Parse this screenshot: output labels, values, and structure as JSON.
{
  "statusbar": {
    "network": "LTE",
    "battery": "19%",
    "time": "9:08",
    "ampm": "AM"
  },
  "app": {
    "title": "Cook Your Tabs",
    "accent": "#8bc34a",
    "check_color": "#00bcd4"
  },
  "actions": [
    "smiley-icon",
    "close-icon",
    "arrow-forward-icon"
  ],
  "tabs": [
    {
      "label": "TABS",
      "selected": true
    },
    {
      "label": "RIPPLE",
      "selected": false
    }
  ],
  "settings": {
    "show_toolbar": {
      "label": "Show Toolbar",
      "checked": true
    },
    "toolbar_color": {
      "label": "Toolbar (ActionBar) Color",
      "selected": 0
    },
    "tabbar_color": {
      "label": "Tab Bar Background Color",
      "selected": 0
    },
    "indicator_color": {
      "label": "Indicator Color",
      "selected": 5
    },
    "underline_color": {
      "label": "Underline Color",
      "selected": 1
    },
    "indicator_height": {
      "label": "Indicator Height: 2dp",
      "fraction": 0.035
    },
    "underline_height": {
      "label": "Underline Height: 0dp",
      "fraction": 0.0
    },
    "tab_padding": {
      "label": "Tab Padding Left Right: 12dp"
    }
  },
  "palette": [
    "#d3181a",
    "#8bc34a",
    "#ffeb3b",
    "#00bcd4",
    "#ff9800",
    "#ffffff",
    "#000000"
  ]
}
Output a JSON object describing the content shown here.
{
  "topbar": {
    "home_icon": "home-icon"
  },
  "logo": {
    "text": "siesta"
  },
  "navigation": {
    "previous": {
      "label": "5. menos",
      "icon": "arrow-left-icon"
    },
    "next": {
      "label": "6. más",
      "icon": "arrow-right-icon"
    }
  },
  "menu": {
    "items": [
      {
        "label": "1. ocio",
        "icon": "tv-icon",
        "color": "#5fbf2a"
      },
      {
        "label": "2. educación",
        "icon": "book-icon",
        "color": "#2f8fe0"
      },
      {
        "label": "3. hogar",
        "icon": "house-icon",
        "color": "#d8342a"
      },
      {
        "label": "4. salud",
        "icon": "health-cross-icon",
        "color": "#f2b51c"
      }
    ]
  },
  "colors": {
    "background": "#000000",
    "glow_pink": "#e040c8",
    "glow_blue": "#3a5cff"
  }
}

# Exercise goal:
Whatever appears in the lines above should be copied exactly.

# Written answer:
Parse this screenshot: output labels, values, and structure as JSON.
{
  "statusbar": {
    "network": "LTE",
    "battery": "19%",
    "time": "9:08",
    "ampm": "AM"
  },
  "app": {
    "title": "Cook Your Tabs",
    "accent": "#8bc34a",
    "check_color": "#00bcd4"
  },
  "actions": [
    "smiley-icon",
    "close-icon",
    "arrow-forward-icon"
  ],
  "tabs": [
    {
      "label": "TABS",
      "selected": true
    },
    {
      "label": "RIPPLE",
      "selected": false
    }
  ],
  "settings": {
    "show_toolbar": {
      "label": "Show Toolbar",
      "checked": true
    },
    "toolbar_color": {
      "label": "Toolbar (ActionBar) Color",
      "selected": 0
    },
    "tabbar_color": {
      "label": "Tab Bar Background Color",
      "selected": 0
    },
    "indicator_color": {
      "label": "Indicator Color",
      "selected": 5
    },
    "underline_color": {
      "label": "Underline Color",
      "selected": 1
    },
    "indicator_height": {
      "label": "Indicator Height: 2dp",
      "fraction": 0.035
    },
    "underline_height": {
      "label": "Underline Height: 0dp",
      "fraction": 0.0
    },
    "tab_padding": {
      "label": "Tab Padding Left Right: 12dp"
    }
  },
  "palette": [
    "#d3181a",
    "#8bc34a",
    "#ffeb3b",
    "#00bcd4",
    "#ff9800",
    "#ffffff",
    "#000000"
  ]
}
Output a JSON object describing the content shown here.
{
  "topbar": {
    "home_icon": "home-icon"
  },
  "logo": {
    "text": "siesta"
  },
  "navigation": {
    "previous": {
      "label": "5. menos",
      "icon": "arrow-left-icon"
    },
    "next": {
      "label": "6. más",
      "icon": "arrow-right-icon"
    }
  },
  "menu": {
    "items": [
      {
        "label": "1. ocio",
        "icon": "tv-icon",
        "color": "#5fbf2a"
      },
      {
        "label": "2. educación",
        "icon": "book-icon",
        "color": "#2f8fe0"
      },
      {
        "label": "3. hogar",
        "icon": "house-icon",
        "color": "#d8342a"
      },
      {
        "label": "4. salud",
        "icon": "health-cross-icon",
        "color": "#f2b51c"
      }
    ]
  },
  "colors": {
    "background": "#000000",
    "glow_pink": "#e040c8",
    "glow_blue": "#3a5cff"
  }
}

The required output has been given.